[Opening DATASET EXCERPTS section]
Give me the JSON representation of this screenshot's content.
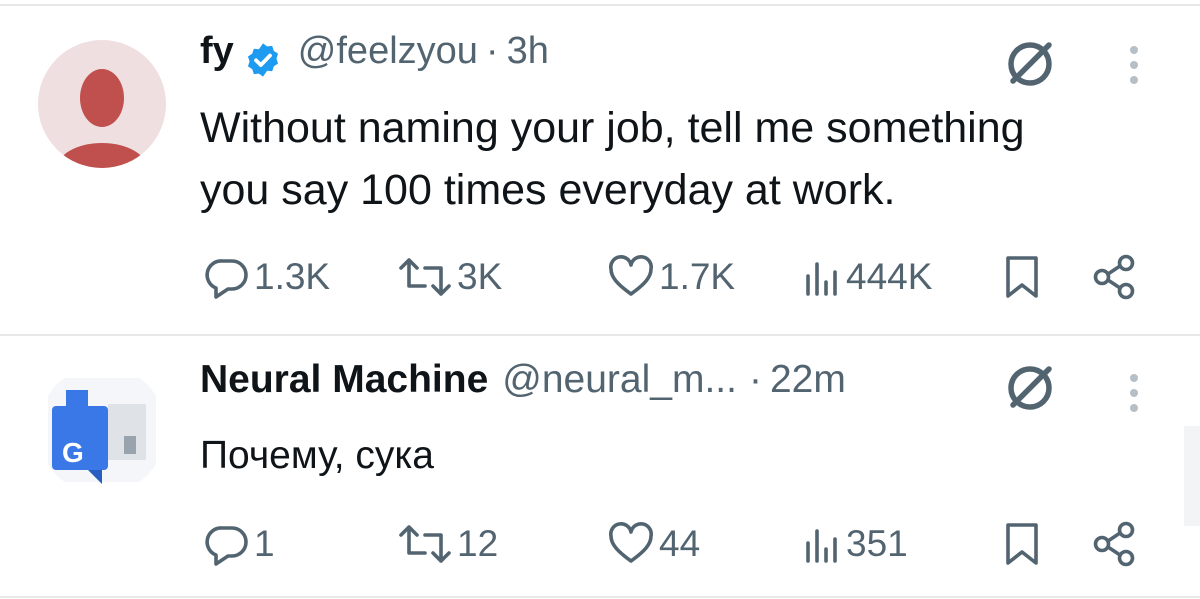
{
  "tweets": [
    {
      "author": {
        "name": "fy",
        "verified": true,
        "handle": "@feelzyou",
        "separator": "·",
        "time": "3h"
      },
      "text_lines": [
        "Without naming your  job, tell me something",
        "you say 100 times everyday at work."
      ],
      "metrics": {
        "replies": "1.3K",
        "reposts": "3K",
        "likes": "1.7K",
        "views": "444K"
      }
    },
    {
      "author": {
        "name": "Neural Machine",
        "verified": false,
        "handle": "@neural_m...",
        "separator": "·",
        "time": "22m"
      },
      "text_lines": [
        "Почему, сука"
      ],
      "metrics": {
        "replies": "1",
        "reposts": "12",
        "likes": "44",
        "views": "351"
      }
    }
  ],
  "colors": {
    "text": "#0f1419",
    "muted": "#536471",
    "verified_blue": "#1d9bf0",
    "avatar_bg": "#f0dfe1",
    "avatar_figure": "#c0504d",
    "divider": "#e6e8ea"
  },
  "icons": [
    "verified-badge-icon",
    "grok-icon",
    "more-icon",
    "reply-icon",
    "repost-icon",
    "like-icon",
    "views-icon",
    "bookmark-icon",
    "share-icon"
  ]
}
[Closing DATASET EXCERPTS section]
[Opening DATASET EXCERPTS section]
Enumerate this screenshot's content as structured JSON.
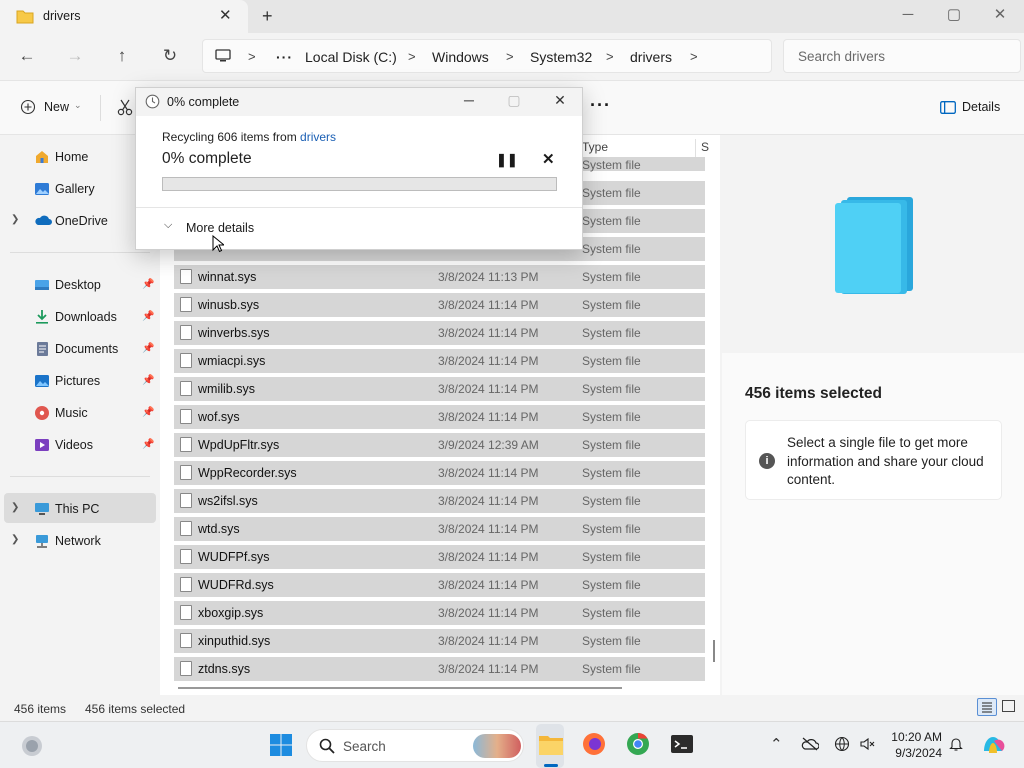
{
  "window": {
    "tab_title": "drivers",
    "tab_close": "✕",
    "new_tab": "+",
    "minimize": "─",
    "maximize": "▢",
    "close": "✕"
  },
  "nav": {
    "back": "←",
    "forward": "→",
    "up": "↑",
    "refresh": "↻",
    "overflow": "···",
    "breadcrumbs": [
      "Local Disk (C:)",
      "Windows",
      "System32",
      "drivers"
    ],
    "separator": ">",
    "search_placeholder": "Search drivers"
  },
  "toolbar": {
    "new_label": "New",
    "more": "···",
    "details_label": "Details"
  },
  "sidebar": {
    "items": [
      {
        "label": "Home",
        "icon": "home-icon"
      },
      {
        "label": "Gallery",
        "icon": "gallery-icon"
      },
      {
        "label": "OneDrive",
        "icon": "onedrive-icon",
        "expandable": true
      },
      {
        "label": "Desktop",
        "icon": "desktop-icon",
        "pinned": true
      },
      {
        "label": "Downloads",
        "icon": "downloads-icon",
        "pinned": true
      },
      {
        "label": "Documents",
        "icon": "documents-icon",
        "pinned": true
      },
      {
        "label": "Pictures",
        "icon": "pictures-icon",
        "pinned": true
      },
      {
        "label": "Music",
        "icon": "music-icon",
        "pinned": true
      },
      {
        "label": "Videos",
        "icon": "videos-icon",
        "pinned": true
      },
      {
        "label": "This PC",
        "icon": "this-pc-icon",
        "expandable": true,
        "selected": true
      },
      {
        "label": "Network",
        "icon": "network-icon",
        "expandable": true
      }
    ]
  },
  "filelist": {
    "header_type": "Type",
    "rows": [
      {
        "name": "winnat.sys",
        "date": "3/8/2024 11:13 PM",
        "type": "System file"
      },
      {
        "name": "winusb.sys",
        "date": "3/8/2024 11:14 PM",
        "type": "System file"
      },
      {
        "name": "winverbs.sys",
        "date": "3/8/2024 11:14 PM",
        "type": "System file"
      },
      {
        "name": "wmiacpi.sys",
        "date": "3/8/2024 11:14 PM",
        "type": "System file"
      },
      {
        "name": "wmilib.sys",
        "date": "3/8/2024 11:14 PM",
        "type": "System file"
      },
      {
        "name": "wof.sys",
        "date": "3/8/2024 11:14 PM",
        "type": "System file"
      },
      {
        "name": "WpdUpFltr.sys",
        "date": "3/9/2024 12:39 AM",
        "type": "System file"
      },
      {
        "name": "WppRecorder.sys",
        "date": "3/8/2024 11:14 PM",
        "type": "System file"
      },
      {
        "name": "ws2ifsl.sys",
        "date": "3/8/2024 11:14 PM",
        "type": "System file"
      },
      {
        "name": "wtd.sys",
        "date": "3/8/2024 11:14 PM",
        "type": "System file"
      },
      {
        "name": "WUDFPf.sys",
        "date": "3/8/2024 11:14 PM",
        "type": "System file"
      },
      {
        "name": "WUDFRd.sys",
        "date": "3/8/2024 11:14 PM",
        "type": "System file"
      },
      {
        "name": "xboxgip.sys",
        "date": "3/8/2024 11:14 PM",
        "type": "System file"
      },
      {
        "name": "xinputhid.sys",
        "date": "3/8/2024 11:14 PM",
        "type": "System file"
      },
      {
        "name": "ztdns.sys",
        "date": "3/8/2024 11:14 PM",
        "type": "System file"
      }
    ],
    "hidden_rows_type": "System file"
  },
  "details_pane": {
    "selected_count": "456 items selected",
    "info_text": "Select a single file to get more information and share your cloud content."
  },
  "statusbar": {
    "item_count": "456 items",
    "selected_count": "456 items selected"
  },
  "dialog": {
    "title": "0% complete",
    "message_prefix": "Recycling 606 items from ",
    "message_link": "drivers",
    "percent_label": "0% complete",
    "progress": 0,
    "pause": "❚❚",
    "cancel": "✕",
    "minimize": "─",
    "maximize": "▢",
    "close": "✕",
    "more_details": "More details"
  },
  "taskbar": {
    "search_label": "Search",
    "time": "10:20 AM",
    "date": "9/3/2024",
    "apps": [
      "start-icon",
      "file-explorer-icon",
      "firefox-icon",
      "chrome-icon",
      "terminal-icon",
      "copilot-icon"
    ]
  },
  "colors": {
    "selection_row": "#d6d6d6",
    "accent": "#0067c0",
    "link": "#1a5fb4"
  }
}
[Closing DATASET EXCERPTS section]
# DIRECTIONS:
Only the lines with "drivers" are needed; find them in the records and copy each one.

# REPLY:
    "tab_title": "drivers",
      "drivers"
    "search_placeholder": "Search drivers"
    "message_link": "drivers",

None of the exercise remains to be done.